  2. Choose a Niche product – don’t aim to be the best Technical Writer on the Internet. That’s too broad. Instead, drill down into one specific area, for example, web-based help, Visio diagramming or Microsoft Word programming. Then own this area. You can make a comfortable living if you specialize in this area and are the definite authority. Others will ask you to review books, make recommendations, give presentations, and provide consultancy services.
  3. Corner The Market – Make sure you are writing material on your blog (which you update every week) and share knowledge that no one else is doing – really corner the market. Blow away the competition by writing epic posts. This is the key. Zoom in one area, preferably something you love, and share everything you know. You’ll get the traffic and with the traffic comes sales.
  4. Develop Information Products – Look at ways to create education products based on your knowledge of these technical writing software tools. For example, create videos with Camtasia showing others how to create online help or to diagram business processes. Create podcasts that discuss best practices and how Tech Comms managers can run more effective teams. And also look at developing applications that you can sell online, for example, scripts or macros to convert Microsoft Word documents to Adobe FrameMaker (or the other way around).
  5. Create an Email List – your email list is your inner circle of customers. Think of these as pre-qualified leads that are ready to buy (though they mightn’t know it yet!). I make it very easy for Technical Writers to sign up to my newsletter and offer them special offers, reduced rates, and other incentives to stay on the list. And then, when the time is right, I offer them products to buy, such as technical writing templates, online courses, and writing tools.
  6. Sell Digital Products – Learn to sell affiliate products, your own online training, and CD tutorials. You can also start selling digital products online. For example? Let’s say you want to write better business English? Try WhiteSmoke for one week and see if it improves your business writing skills.
  7. Use Social Media – Unlike The Field of Dreams movie, if you built it, they will NOT come. Instead you have to find inexpensive ways to promote your site and start to establish yourself as an authority. Use Twitter, LinkedIn and Quora to raise your profile. Find places where other Technical Writers (especially those who have budgets) are asking questions and be as helpful as possible.
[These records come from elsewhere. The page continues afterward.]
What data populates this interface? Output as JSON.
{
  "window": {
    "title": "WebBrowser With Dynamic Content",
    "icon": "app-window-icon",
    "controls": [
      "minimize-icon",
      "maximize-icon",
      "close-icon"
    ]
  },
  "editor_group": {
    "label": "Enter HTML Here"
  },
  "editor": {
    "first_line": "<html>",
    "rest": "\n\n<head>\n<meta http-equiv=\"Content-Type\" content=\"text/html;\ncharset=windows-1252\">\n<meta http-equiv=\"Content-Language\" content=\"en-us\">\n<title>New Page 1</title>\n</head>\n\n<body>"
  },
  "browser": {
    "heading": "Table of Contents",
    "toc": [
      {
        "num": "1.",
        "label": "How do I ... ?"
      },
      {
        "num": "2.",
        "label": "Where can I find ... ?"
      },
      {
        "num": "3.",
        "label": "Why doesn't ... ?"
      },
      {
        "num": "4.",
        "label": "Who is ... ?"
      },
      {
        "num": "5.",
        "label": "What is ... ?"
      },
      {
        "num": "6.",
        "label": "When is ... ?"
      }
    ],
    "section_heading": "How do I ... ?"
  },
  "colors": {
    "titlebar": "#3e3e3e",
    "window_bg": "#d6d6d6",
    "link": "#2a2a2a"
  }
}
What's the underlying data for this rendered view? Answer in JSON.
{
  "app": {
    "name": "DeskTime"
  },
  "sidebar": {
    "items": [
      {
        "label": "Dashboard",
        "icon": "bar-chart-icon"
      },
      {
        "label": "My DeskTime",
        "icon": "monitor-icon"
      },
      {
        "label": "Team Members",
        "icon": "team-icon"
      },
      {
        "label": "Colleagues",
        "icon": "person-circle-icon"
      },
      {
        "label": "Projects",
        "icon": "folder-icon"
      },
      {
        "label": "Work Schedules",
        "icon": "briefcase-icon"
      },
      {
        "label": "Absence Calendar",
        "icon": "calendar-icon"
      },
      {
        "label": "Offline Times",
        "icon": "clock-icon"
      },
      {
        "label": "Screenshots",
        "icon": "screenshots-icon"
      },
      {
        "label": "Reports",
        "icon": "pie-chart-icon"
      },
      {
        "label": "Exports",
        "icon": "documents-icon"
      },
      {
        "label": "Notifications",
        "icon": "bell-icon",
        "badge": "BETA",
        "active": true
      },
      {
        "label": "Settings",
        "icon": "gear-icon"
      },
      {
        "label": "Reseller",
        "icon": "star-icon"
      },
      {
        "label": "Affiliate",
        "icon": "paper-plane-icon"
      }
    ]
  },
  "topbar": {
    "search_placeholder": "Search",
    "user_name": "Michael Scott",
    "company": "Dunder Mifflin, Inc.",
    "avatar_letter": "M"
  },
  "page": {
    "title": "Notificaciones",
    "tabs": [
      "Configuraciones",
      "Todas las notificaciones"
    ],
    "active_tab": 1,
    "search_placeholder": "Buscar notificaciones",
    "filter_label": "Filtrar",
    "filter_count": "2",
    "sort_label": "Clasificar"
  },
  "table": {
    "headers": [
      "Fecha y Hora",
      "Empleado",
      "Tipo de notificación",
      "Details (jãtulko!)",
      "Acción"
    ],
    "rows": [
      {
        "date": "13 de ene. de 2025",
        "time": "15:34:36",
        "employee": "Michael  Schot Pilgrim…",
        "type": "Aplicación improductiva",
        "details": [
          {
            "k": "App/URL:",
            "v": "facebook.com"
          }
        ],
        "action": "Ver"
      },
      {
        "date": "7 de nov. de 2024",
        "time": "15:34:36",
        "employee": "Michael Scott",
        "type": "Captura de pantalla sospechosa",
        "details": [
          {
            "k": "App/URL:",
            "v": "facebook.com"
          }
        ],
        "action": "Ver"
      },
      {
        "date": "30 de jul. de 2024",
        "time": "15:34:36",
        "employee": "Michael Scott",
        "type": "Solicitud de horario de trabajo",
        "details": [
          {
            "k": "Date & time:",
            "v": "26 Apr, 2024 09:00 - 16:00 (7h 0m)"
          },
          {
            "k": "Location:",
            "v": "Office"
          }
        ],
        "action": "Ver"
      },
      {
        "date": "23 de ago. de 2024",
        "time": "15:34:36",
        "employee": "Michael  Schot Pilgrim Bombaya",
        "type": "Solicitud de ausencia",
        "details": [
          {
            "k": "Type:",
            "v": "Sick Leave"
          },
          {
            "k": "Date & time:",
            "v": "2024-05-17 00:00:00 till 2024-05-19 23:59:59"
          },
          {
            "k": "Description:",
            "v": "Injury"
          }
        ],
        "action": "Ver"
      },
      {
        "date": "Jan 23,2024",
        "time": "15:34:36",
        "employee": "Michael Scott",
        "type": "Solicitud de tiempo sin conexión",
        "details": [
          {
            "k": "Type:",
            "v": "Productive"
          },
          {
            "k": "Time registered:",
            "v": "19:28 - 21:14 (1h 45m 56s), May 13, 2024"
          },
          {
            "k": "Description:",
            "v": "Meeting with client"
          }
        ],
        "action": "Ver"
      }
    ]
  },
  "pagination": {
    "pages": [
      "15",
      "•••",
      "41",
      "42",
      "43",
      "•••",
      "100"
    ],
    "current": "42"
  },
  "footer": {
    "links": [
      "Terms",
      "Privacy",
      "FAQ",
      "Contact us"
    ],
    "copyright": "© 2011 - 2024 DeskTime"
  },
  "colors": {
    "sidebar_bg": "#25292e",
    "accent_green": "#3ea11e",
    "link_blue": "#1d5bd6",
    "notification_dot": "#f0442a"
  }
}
Does it work?

Yes, I just got an email from a US company looking for someone to convert RoboHelp into Adobe FrameMaker. I get this type of stuff all the time. Most I have to turn away as they need it done right now and I’m usually working on other projects. But it’s a good problem to have, right?
Others I do take. Many are smaller 10-20 hour projects that I can do first thing in the morning before my ‘real job’ or at night when the family has settled down.


If you do want to do this, give it 3-6 months before you see real returns. It just takes time to develop a following and get the word out, but then it’s a snowball effect. Most of the ‘big boys’ just try harder, that’s all. There’s no magic formula. Just keep trucking ?

PS: I use Aweber for my email marketing activities. It’s not cheap but you get what you pay for – it’s definitely worth the money.